The benefits of exercising in old age are quite numerous, and we hope that you keep them in mind even as you get moving. Remember, it is easy to stay sedentary and weak, but it is better to keep healthy and fun.
Can you do them all?
Well, while it will cool to be a grandpa lifting weights, it is not advised. It is essential to remain active, but you must not exert yourself.
Exercises that are aimed at losing weight and building muscle bulk in a hurry are best suited for young people. Such activities may spell disaster for seniors who are prone to joint pain, bad posture, and weak muscles.
Exercise regimens like high-intensity interval training; high impact exercises such as bench presses, deadlift, leg presses, abdominal crunches, rock climbing, squats with dumbbells, are not advised in seniors who intend to maintain optimal health status.
Overexertion in exercise can lead to injuries in older people, which will take a longer period in them than it will in younger people. Regular overexertion in exercise has been linked to a higher risk of developing coronary artery complications and heart damage. This is no reason to scare away from activities, though, you only have to regulate it.
What are the best exercises for you?
Here are seven exercises you can engage in as an elderly.
Brisk walking is an aerobic exercise that has direct effects on respiration, blood pressure and distribution, and muscular efficiency. Walking at a moderate pace and intensity will improve aerobic fitness and endurance. An average of 30 minutes of brisk walking and about 7100 steps per day is sufficient for seniors who are engaged in exercising.
Walking has also shown remarkable results on osteoporosis and osteoarthritis. This is because it directly eases the load on joints and prevents stiffness.
Older people who have issues with strength and balance can benefit maximally from cycling. Asides from providing enhancement on cardiovascular health, it also provides a low impact form of aerobic activity. Cycling has been shown to reduce the aging process in the muscles and improve the immune system.
Swimming is suitable as a form of exercising in old age because it cuts down the risk of injury. Swimming is also a form of low impact aerobic exercise. Many people regard swimming as one of the best forms of exercise because it works on all the muscle groups of the body.
Swimming is also fun. Swimming, when done in groups, is fun and relaxing. Older people enjoy the company of other older people, swimming in groups can benefit both their bodies and their minds.
A good exercise, especially for strengthening and increasing flexibility in the knees. Squatting benefits core muscles, back, and leg muscles. It also enables movement in the hip region.
Seniors who will engage in squats should be careful not to overexert themselves. Squats with weight lifting and dumbbells should be avoided as it exposes older people to injuries.
Tai chi is a gentle exercise and is suitable for every group of seniors. It offers the benefits of improving flexibility and balance. Tai chi is recommended for seniors who are looking to prevent falls.
Tai chi also directly benefits arthritic patients, easing pain and stiffness.

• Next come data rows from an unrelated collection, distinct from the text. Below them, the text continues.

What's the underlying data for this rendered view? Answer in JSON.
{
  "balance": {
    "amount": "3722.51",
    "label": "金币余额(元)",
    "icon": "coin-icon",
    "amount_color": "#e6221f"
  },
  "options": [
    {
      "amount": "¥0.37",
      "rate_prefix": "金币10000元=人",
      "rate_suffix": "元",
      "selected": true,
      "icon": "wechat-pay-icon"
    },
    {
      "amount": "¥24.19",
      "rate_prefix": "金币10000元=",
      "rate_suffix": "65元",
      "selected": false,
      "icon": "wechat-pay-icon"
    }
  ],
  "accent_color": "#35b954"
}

It is also beneficial for mental health, improving calmness, and reducing stress hormones.
Calisthenics exercises provide functional strength needed to improve posture, increase bone density, and build an even muscle tone. It also provides a way to control the effects of degenerative diseases and conditions.
We saved the best for the last. Stretch.
Muscles and joints weaken, and there is a reduction in the range of motion as we age, all of which can take a toll on the body. Stretching maintains flexibility, eases pain, and improves balance.
Ensure that you stretch before and after every exercise session.
Remember, it’s never too late to start exercising no matter your age. National Institute on Aging says, “exercise is almost always good for people of any age.” You only have to understand what form of exercising in old age you are best suited for. We know you want to be the cool senior in the block. So, get up today and start moving those bones.